The two-day meeting, which ends today, brought together heads of Interpol’s national and regional bureaus.
Isabelle Kalihangabo, the Deputy Secretary General of Rwanda Investigation Bureau (RIB), highlighted that the need to fast-track the process of joint cooperation agreement is informed by the increasing level of cross border crimes.
“In the recent years, transnational crimes have been increasing and are organised in sophisticated ways. Therefore, handling them, calls for change of our mindsets, approach and high level cross-border cooperation,” she said.
The agreement, she added, could enhance cooperation through exchange of information, joint cooperation, extradition and mutual legal assistance.
“If done efficiently, I have no doubt that it will help us preserve peace and stability in our respective countries,” Kalihangabo said.
The participants are from Kenya, Comoros, Cameroon, Sudan, South Sudan, and Ethiopia.
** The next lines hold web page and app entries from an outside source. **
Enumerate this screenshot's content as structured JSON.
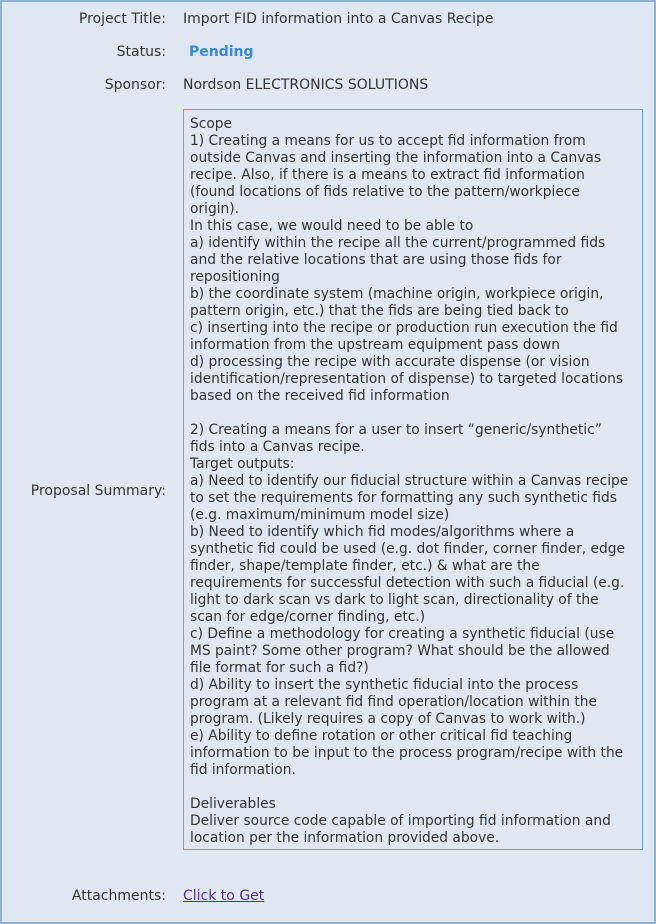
{
  "labels": {
    "project_title": "Project Title:",
    "status": "Status:",
    "sponsor": "Sponsor:",
    "proposal_summary": "Proposal Summary:",
    "attachments": "Attachments:"
  },
  "values": {
    "project_title": "Import FID information into a Canvas Recipe",
    "status": "Pending",
    "sponsor": "Nordson ELECTRONICS SOLUTIONS",
    "attachments_link": "Click to Get"
  },
  "proposal_summary": "Scope\n1) Creating a means for us to accept fid information from\noutside Canvas and inserting the information into a Canvas\nrecipe. Also, if there is a means to extract fid information\n(found locations of fids relative to the pattern/workpiece\norigin).\nIn this case, we would need to be able to\na) identify within the recipe all the current/programmed fids\nand the relative locations that are using those fids for\nrepositioning\nb) the coordinate system (machine origin, workpiece origin,\npattern origin, etc.) that the fids are being tied back to\nc) inserting into the recipe or production run execution the fid\ninformation from the upstream equipment pass down\nd) processing the recipe with accurate dispense (or vision\nidentification/representation of dispense) to targeted locations\nbased on the received fid information\n\n2) Creating a means for a user to insert “generic/synthetic”\nfids into a Canvas recipe.\nTarget outputs:\na) Need to identify our fiducial structure within a Canvas recipe\nto set the requirements for formatting any such synthetic fids\n(e.g. maximum/minimum model size)\nb) Need to identify which fid modes/algorithms where a\nsynthetic fid could be used (e.g. dot finder, corner finder, edge\nfinder, shape/template finder, etc.) & what are the\nrequirements for successful detection with such a fiducial (e.g.\nlight to dark scan vs dark to light scan, directionality of the\nscan for edge/corner finding, etc.)\nc) Define a methodology for creating a synthetic fiducial (use\nMS paint? Some other program? What should be the allowed\nfile format for such a fid?)\nd) Ability to insert the synthetic fiducial into the process\nprogram at a relevant fid find operation/location within the\nprogram. (Likely requires a copy of Canvas to work with.)\ne) Ability to define rotation or other critical fid teaching\ninformation to be input to the process program/recipe with the\nfid information.\n\nDeliverables\nDeliver source code capable of importing fid information and\nlocation per the information provided above.",
  "colors": {
    "panel_background": "#dfe8f2",
    "panel_border": "#8fb1d2",
    "status": "#3a86d8",
    "summary_border": "#5aa6e0",
    "link": "#5b2d90"
  }
}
Others are from Central African Republic, Equatorial Guinea, Uganda, Congo Brazzaville, Chad, Djibouti, Gabon, Democratic Republic of Congo, and Tanzania.
Kalihangabo highlighted that experience has shown them that transnational crimes and threats cannot be treated in isolation and that no country or law enforcement agency can claim to combat transnational crimes alone.
She pointed out that world over criminals increasingly cross borders, challenging law enforcers who are subjected to the respect of laws, borders and state sovereignty.
This, therefore, calls for joint cooperation to combat the increasing rate of crimes.
Gideon Kimilu, the Head of Interpol Regional Bureau in Nairobi, said they were expecting enhanced cooperation from the review and negotiation process, which would strengthen the working environment between Central African and East African regions.
“The purpose of this meeting or what we expect from this process is enhanced cooperation between the Central African region and the East African region where police officers and other law enforcement agencies can carry out joint simultaneous operations,” he said.
Kimilu added that once the signing is completed, the regions would also establish joint training exercises, enhance the sharing of information and have joint capacity building where officers from the two regions can be trained together.
“Once you train together, you form bonds and it makes it easier for you to carry out operations when the real crimes happen,” he noted.
The cooperation agreement is expected to be signed in Arusha, Tanzania next month once countries have agreed on all aspects of the agreement.
Members of Interpol who are gathering in Kigali believe that security is prerequisite for development and wellbeing of the people, but that achieving it required law enforcement agencies to collectively work together.
The officials are from Kenya, Comoros, Cameroon, Sudan, South Sudan, and Ethiopia. Others are from Central African Republic, Equatorial Guinea, Uganda, Congo Brazzaville, Chad, Djibouti, Gabon, Democratic Republic of Congo, and Tanzania.